Tent Footprint VS Tarp

a person standing in front of a tent on a cliff overlooking the sea

Both tarps and tent footprints can serve the same purpose, without a doubt.

But the real question is – can they do it equally well?

And to get the most precise answer, let’s compare some of their most important features.


Like I said, tent footprints are designed to fit a specific tent. So if you own two tents of different shapes or sizes, you’re going to need two footprints as well.

Tarps will give you the coverage you need, and a little extra. But in this case, you don’t want that bonus because water will accumulate. So you’ll need to adjust your tarp to get the perfect fit.

Some campers cut their tarps to get the right coverage, a method which I’m not fond of. Depending on the tarp material, cutting could cause the ends to fray. And besides, you’ll remove the grommets on the sides you cut, and these are quite useful for keeping a tarp in place.


If you’re backpacking, this is probably the most important feature of every piece of equipment. Especially if you’re an ultralight backpacker.

Your groundsheet needs to be lightweight and compact when packed, or else it will only slow you down.

Portability depends a lot on the materials these things are made of, as well as their size. Generally, tarps are larger, and you can expect them to be slightly heavier. Plus, they’re usually bulkier when packed.


For the most part, tent footprints and tarps are made of either nylon or polyester.

Both materials are water-resistant. But they’re also additionally treated with a waterproof coating, to fully protect you from the elements.

Other, not so popular choices of material include Tyvek, polycryo, silnylon and Cuben Fiber.

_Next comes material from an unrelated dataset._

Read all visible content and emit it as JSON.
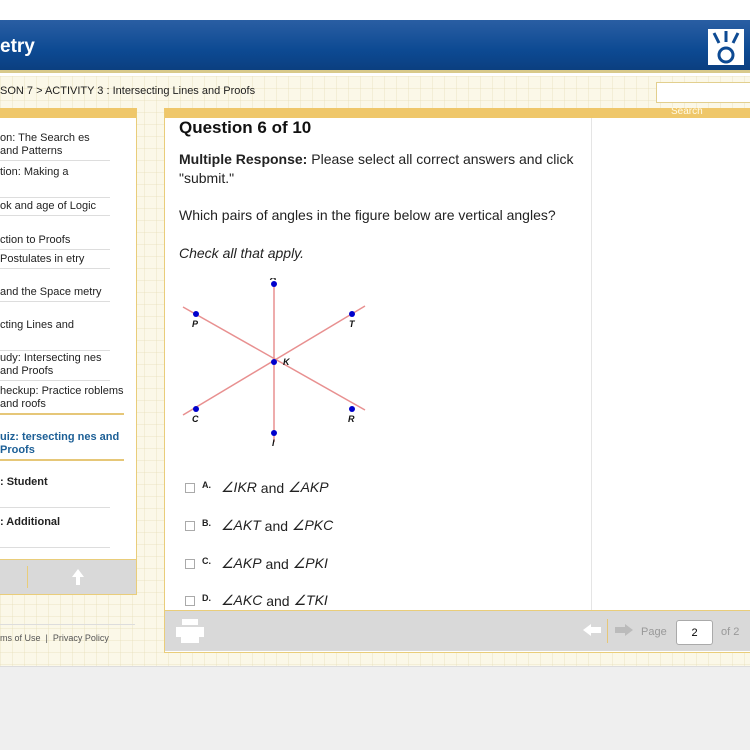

They’re all water-resistant fabrics, but their other characteristics like weight or breathability are the reason they don’t often make the cut.

Both a tarp and a tent footprint can be made of either one of these materials, so your choice of fabric doesn’t affect your choice of groundsheet.


Any rough surface requires some sort of tent floor protection.

Well, if you want your tent to live another camping day, that is.

Believe it or not, this also includes sand. While you might enjoy walking barefoot on sand, your tent doesn’t share your enthusiasm.

Both a tent footprint and a tarp will work well on different surfaces. But, as much as I love using a tarp, I must admit that a footprint will do a slightly better job.

After all, they’re made for this very purpose.


The reason I rave so much about tarps is because they’re great for all weather conditions.

Depending on the forecast, you can decide if it’s more needed below or above the tent.

Tent footprints, on the other hand, are designed to protect your tent from underneath only.

But, if it’s really, really cold, a thick footprint will not only keep you dry, but warm too. It’s a great insulator, and in case of winter camping, I’d pick it over a tarp.


Pricewise, tarps are generally very affordable. Polyethylene tarps are pretty much a steal, but even nylon ones won’t cost you a pretty penny.

When it comes to tent footprints, they’re made of the same material as their respective tents. So, if your tent was expensive, you can expect the footprint to hurt your wallet, too.

The Final Verdict

Both a tent footprint and a tarp can do a great job at protecting your tent from abrasion as well as keeping it dry. Ultimately, the choice is situational.

If you’re camping on rough terrain, a tent footprint is a slightly better choice.

If you want a more affordable and versatile option, then tarp is what you need.

But, if possible, get both!

That way, no terrain or weather condition can ruin your camping trip.